The negative environmental effects of media culture are not often acknowledged: the fuel required to keep huge server farms in operation, landfills full of high tech junk, and the extraction of rare minerals for devices reliant on them are just some of the hidden costs of the contemporary mediascape. Eco-Sonic Media brings an ecological critique to the history of sound media technologies in order to amplify the environmental undertones in sound studies and turn up the audio in discussions of greening the media. By looking at early and neglected forms of sound technology, Jacob Smith seeks to create a revisionist, ecologically aware history of sound media. Delving into the history of pre-electronic media like hand-cranked gramophones, comparatively eco-friendly media artifacts such as the shellac discs that preceded the use of petroleum-based vinyl, early forms of portable technology like divining rods, and even the use of songbirds as domestic music machines, Smith builds a scaffolding of historical case studies to demonstrate how “green media archaeology” can make sound studies vibrate at an ecological frequency while opening the ears of eco-criticism. Throughout this eye-opening and timely book he makes readers more aware of the costs and consequences of their personal media consumption by prompting comparisons with non-digital, non-electronic technologies and by offering different ways in which sound media can become eco-sonic media. In the process, he forges interdisciplinary connections, opens new avenues of research, and poses fresh theoretical questions for scholars and students of media, sound studies, and contemporary environmental history.
What people are saying - Write a review
We haven't found any reviews in the usual places.
Other editions - View all

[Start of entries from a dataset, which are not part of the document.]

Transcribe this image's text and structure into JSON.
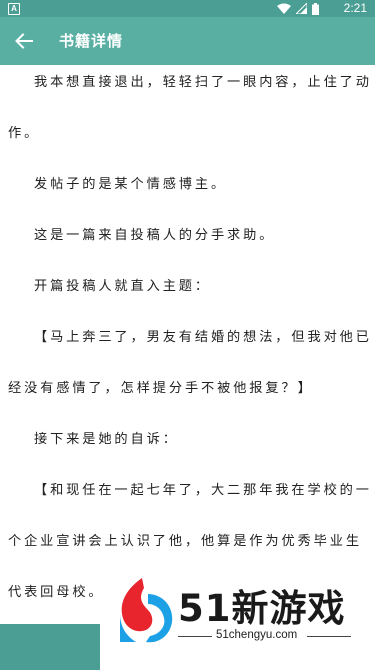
{
  "status_bar": {
    "app_icon_letter": "A",
    "time": "2:21",
    "icons": [
      "wifi-icon",
      "signal-icon",
      "battery-icon"
    ]
  },
  "app_bar": {
    "back_icon": "arrow-left-icon",
    "title": "书籍详情"
  },
  "article": {
    "lines": [
      "我本想直接退出，轻轻扫了一眼内容，止住了动",
      "作。",
      "发帖子的是某个情感博主。",
      "这是一篇来自投稿人的分手求助。",
      "开篇投稿人就直入主题：",
      "【马上奔三了，男友有结婚的想法，但我对他已",
      "经没有感情了，怎样提分手不被他报复？】",
      "接下来是她的自诉：",
      "【和现任在一起七年了，大二那年我在学校的一",
      "个企业宣讲会上认识了他，他算是作为优秀毕业生",
      "代表回母校。"
    ]
  },
  "watermark": {
    "brand": "51新游戏",
    "domain": "51chengyu.com"
  },
  "colors": {
    "status_bar": "#4a9e94",
    "app_bar": "#5aafa3",
    "text": "#222222",
    "logo_red": "#e8242c",
    "logo_blue": "#1da1e6"
  }
}
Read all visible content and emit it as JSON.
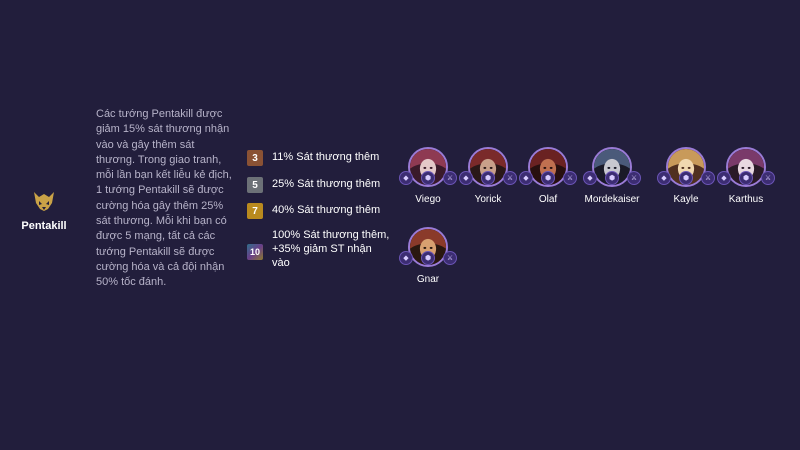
{
  "trait": {
    "name": "Pentakill",
    "icon": "pentakill-helmet-icon",
    "icon_color": "#c9a247",
    "description": "Các tướng Pentakill được giảm 15% sát thương nhận vào và gây thêm sát thương. Trong giao tranh, mỗi lần bạn kết liễu kẻ địch, 1 tướng Pentakill sẽ được cường hóa gây thêm 25% sát thương. Mỗi khi bạn có được 5 mạng, tất cả các tướng Pentakill sẽ được cường hóa và cả đội nhận 50% tốc đánh."
  },
  "breakpoints": [
    {
      "count": "3",
      "effect": "11% Sát thương thêm",
      "tier": "bronze",
      "color": "#8a5234"
    },
    {
      "count": "5",
      "effect": "25% Sát thương thêm",
      "tier": "silver",
      "color": "#6c7177"
    },
    {
      "count": "7",
      "effect": "40% Sát thương thêm",
      "tier": "gold",
      "color": "#b98a1e"
    },
    {
      "count": "10",
      "effect": "100% Sát thương thêm, +35% giảm ST nhận vào",
      "tier": "chromatic",
      "color": "#2f6f8a"
    }
  ],
  "champions": [
    {
      "name": "Viego",
      "items": [
        "rune-icon",
        "shield-icon",
        "sword-icon"
      ],
      "palette": [
        "#8e3a52",
        "#e4c8c8",
        "#3a1a2a"
      ]
    },
    {
      "name": "Yorick",
      "items": [
        "rune-icon",
        "shield-icon",
        "sword-icon"
      ],
      "palette": [
        "#7a2a2a",
        "#c9a08a",
        "#2a1818"
      ]
    },
    {
      "name": "Olaf",
      "items": [
        "rune-icon",
        "shield-icon",
        "sword-icon"
      ],
      "palette": [
        "#6a2222",
        "#c07050",
        "#281010"
      ]
    },
    {
      "name": "Mordekaiser",
      "items": [
        "rune-icon",
        "shield-icon",
        "sword-icon"
      ],
      "palette": [
        "#4a5a7a",
        "#c8c8d0",
        "#1a1a28"
      ]
    },
    {
      "name": "Kayle",
      "items": [
        "rune-icon",
        "shield-icon",
        "sword-icon"
      ],
      "palette": [
        "#c89a5a",
        "#f0d8b0",
        "#503020"
      ]
    },
    {
      "name": "Karthus",
      "items": [
        "rune-icon",
        "shield-icon",
        "sword-icon"
      ],
      "palette": [
        "#7a3a6a",
        "#e8d8e0",
        "#2a1a28"
      ]
    },
    {
      "name": "Gnar",
      "items": [
        "rune-icon",
        "shield-icon",
        "sword-icon"
      ],
      "palette": [
        "#8a3a2a",
        "#d8a070",
        "#2a1810"
      ]
    }
  ]
}
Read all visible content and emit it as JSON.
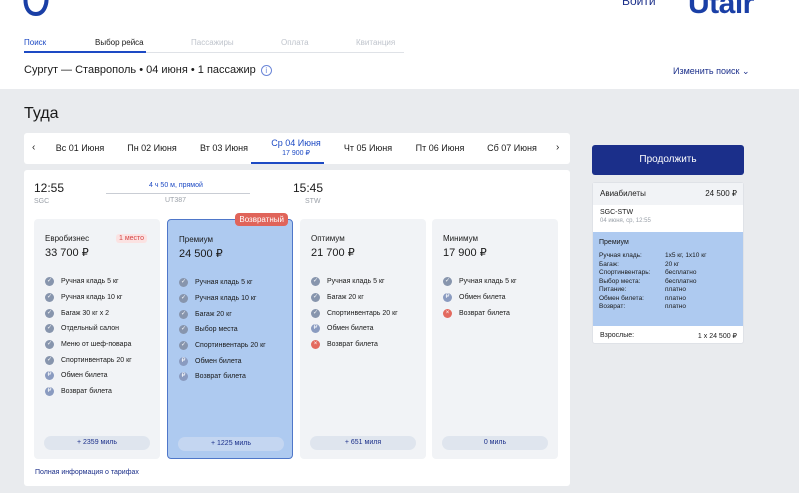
{
  "header": {
    "login_label": "Войти",
    "brand": "Utair",
    "steps": [
      "Поиск",
      "Выбор рейса",
      "Пассажиры",
      "Оплата",
      "Квитанция"
    ],
    "search_summary": "Сургут — Ставрополь • 04 июня • 1 пассажир",
    "change_search_label": "Изменить поиск",
    "info_glyph": "i",
    "chevron_glyph": "⌄"
  },
  "direction_title": "Туда",
  "dates": {
    "prev_glyph": "‹",
    "next_glyph": "›",
    "items": [
      {
        "label": "Вс 01 Июня",
        "price": ""
      },
      {
        "label": "Пн 02 Июня",
        "price": ""
      },
      {
        "label": "Вт 03 Июня",
        "price": ""
      },
      {
        "label": "Ср 04 Июня",
        "price": "17 900 ₽"
      },
      {
        "label": "Чт 05 Июня",
        "price": ""
      },
      {
        "label": "Пт 06 Июня",
        "price": ""
      },
      {
        "label": "Сб 07 Июня",
        "price": ""
      }
    ]
  },
  "flight": {
    "dep_time": "12:55",
    "dep_code": "SGC",
    "arr_time": "15:45",
    "arr_code": "STW",
    "duration": "4 ч 50 м, прямой",
    "flight_number": "UT387"
  },
  "tariffs": [
    {
      "name": "Евробизнес",
      "price": "33 700 ₽",
      "badge": "1 место",
      "tag": "",
      "features": [
        {
          "icon": "check-icon",
          "glyph": "✓",
          "kind": "inc",
          "text": "Ручная кладь 5 кг"
        },
        {
          "icon": "check-icon",
          "glyph": "✓",
          "kind": "inc",
          "text": "Ручная кладь 10 кг"
        },
        {
          "icon": "check-icon",
          "glyph": "✓",
          "kind": "inc",
          "text": "Багаж 30 кг x 2"
        },
        {
          "icon": "check-icon",
          "glyph": "✓",
          "kind": "inc",
          "text": "Отдельный салон"
        },
        {
          "icon": "check-icon",
          "glyph": "✓",
          "kind": "inc",
          "text": "Меню от шеф-повара"
        },
        {
          "icon": "check-icon",
          "glyph": "✓",
          "kind": "inc",
          "text": "Спортинвентарь 20 кг"
        },
        {
          "icon": "paid-icon",
          "glyph": "₽",
          "kind": "paid",
          "text": "Обмен билета"
        },
        {
          "icon": "paid-icon",
          "glyph": "₽",
          "kind": "paid",
          "text": "Возврат билета"
        }
      ],
      "miles": "+ 2359 миль"
    },
    {
      "name": "Премиум",
      "price": "24 500 ₽",
      "badge": "",
      "tag": "Возвратный",
      "features": [
        {
          "icon": "check-icon",
          "glyph": "✓",
          "kind": "inc",
          "text": "Ручная кладь 5 кг"
        },
        {
          "icon": "check-icon",
          "glyph": "✓",
          "kind": "inc",
          "text": "Ручная кладь 10 кг"
        },
        {
          "icon": "check-icon",
          "glyph": "✓",
          "kind": "inc",
          "text": "Багаж 20 кг"
        },
        {
          "icon": "check-icon",
          "glyph": "✓",
          "kind": "inc",
          "text": "Выбор места"
        },
        {
          "icon": "check-icon",
          "glyph": "✓",
          "kind": "inc",
          "text": "Спортинвентарь 20 кг"
        },
        {
          "icon": "paid-icon",
          "glyph": "₽",
          "kind": "paid",
          "text": "Обмен билета"
        },
        {
          "icon": "paid-icon",
          "glyph": "₽",
          "kind": "paid",
          "text": "Возврат билета"
        }
      ],
      "miles": "+ 1225 миль"
    },
    {
      "name": "Оптимум",
      "price": "21 700 ₽",
      "badge": "",
      "tag": "",
      "features": [
        {
          "icon": "check-icon",
          "glyph": "✓",
          "kind": "inc",
          "text": "Ручная кладь 5 кг"
        },
        {
          "icon": "check-icon",
          "glyph": "✓",
          "kind": "inc",
          "text": "Багаж 20 кг"
        },
        {
          "icon": "check-icon",
          "glyph": "✓",
          "kind": "inc",
          "text": "Спортинвентарь 20 кг"
        },
        {
          "icon": "paid-icon",
          "glyph": "₽",
          "kind": "paid",
          "text": "Обмен билета"
        },
        {
          "icon": "cross-icon",
          "glyph": "×",
          "kind": "no",
          "text": "Возврат билета"
        }
      ],
      "miles": "+ 651 миля"
    },
    {
      "name": "Минимум",
      "price": "17 900 ₽",
      "badge": "",
      "tag": "",
      "features": [
        {
          "icon": "check-icon",
          "glyph": "✓",
          "kind": "inc",
          "text": "Ручная кладь 5 кг"
        },
        {
          "icon": "paid-icon",
          "glyph": "₽",
          "kind": "paid",
          "text": "Обмен билета"
        },
        {
          "icon": "cross-icon",
          "glyph": "×",
          "kind": "no",
          "text": "Возврат билета"
        }
      ],
      "miles": "0 миль"
    }
  ],
  "full_info_label": "Полная информация о тарифах",
  "sidebar": {
    "continue_label": "Продолжить",
    "tickets_label": "Авиабилеты",
    "tickets_total": "24 500 ₽",
    "segment": "SGC-STW",
    "segment_date": "04 июня, ср, 12:55",
    "tariff_name": "Премиум",
    "rows": [
      {
        "k": "Ручная кладь:",
        "v": "1x5 кг, 1x10 кг"
      },
      {
        "k": "Багаж:",
        "v": "20 кг"
      },
      {
        "k": "Спортинвентарь:",
        "v": "бесплатно"
      },
      {
        "k": "Выбор места:",
        "v": "бесплатно"
      },
      {
        "k": "Питание:",
        "v": "платно"
      },
      {
        "k": "Обмен билета:",
        "v": "платно"
      },
      {
        "k": "Возврат:",
        "v": "платно"
      }
    ],
    "pax_label": "Взрослые:",
    "pax_value": "1 x 24 500 ₽"
  },
  "colors": {
    "accent": "#1d4ac4",
    "brand": "#1b2f8a",
    "selected": "#aecaf0",
    "danger": "#e36a5f"
  }
}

acoustic ambient music American animals argues audio aural broadcast Byrd Byrd’s cage birds called Cambridge CardTalk chapter cinema communication culture dark described devices Diggers divining rod earth eco-sonic media ecological Elder Things electric electronic energy environmental experience exploration film forest Geiger counter global Green Disc H. P. Lovecraft Handbook Hartz Harz Mountain hear Hell on Ice hobbyists human Indian induction balance industry Island Journal Kellogg lac insect listening Little America London Lovecraft material media technologies metal detector miners Mockingbird modern Mountains of Madness natural needles nonhuman performers phonograph records planet planetary plastic play polar popular portable postwar practices produced radio rhabdomancy roller canaries serinette shellac signals Singer singing social song songbirds sonic sound media sound technologies soundscape space species Talking Machine World Thoreau tion treasure hunters University Press Uranium vinyl vocal voice Walden whistle language whistlers whistling Wolfert writes wrote York